> [Task description]
Using the listing below, give the number of lines in which the string "activated" appears, and nothing else.

> [Data shown]
[Start of Attachment]

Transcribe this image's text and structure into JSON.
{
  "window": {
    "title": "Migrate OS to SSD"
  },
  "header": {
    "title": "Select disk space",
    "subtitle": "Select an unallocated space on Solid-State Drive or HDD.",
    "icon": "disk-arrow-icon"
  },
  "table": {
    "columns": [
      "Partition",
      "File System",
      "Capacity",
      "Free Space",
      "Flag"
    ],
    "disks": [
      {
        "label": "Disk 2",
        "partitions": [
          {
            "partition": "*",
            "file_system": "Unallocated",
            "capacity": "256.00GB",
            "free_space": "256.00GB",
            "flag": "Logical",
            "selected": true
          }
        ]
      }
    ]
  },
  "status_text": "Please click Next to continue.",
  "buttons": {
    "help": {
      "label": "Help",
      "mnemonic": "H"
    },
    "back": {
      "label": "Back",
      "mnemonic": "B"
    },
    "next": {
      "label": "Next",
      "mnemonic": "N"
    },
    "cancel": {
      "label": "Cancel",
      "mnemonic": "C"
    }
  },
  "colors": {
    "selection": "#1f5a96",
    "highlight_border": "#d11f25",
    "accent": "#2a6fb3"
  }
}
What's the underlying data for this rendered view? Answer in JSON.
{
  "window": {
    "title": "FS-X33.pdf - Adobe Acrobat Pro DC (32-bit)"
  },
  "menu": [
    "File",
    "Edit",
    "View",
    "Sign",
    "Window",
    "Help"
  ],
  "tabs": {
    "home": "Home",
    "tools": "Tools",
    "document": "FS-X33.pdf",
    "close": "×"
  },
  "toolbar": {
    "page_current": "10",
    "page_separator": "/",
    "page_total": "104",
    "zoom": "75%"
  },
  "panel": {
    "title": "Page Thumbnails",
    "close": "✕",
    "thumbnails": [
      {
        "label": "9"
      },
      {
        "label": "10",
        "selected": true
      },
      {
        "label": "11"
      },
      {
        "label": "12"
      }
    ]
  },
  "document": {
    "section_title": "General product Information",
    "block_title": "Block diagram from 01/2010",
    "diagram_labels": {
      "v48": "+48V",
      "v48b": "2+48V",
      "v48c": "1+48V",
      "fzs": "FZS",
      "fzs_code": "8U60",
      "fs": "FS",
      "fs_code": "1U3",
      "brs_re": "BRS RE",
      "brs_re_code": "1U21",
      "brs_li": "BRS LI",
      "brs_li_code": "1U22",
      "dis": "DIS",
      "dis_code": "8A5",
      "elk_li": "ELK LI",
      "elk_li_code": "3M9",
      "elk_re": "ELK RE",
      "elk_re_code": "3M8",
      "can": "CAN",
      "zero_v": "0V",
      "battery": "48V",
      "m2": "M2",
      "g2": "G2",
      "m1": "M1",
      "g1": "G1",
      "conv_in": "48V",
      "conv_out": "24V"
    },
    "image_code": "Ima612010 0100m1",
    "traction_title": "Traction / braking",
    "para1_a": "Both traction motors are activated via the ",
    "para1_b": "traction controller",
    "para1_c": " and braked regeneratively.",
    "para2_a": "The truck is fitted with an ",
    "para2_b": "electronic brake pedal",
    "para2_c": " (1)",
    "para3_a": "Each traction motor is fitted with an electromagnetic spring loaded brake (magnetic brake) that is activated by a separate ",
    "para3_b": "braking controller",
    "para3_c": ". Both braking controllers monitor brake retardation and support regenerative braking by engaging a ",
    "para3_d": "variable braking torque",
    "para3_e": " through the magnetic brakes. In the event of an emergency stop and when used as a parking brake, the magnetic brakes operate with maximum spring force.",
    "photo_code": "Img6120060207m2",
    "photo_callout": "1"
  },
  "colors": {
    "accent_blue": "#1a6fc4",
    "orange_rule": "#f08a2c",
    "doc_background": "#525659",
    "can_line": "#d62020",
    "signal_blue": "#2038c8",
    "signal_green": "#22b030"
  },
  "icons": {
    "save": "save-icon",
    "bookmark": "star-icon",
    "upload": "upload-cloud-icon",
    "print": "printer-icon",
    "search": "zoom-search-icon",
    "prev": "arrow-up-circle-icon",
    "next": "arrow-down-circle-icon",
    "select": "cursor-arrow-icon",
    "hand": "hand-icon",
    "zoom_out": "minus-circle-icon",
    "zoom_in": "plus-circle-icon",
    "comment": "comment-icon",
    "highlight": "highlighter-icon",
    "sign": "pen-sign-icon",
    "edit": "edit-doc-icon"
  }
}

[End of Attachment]

> [Response to the task]
2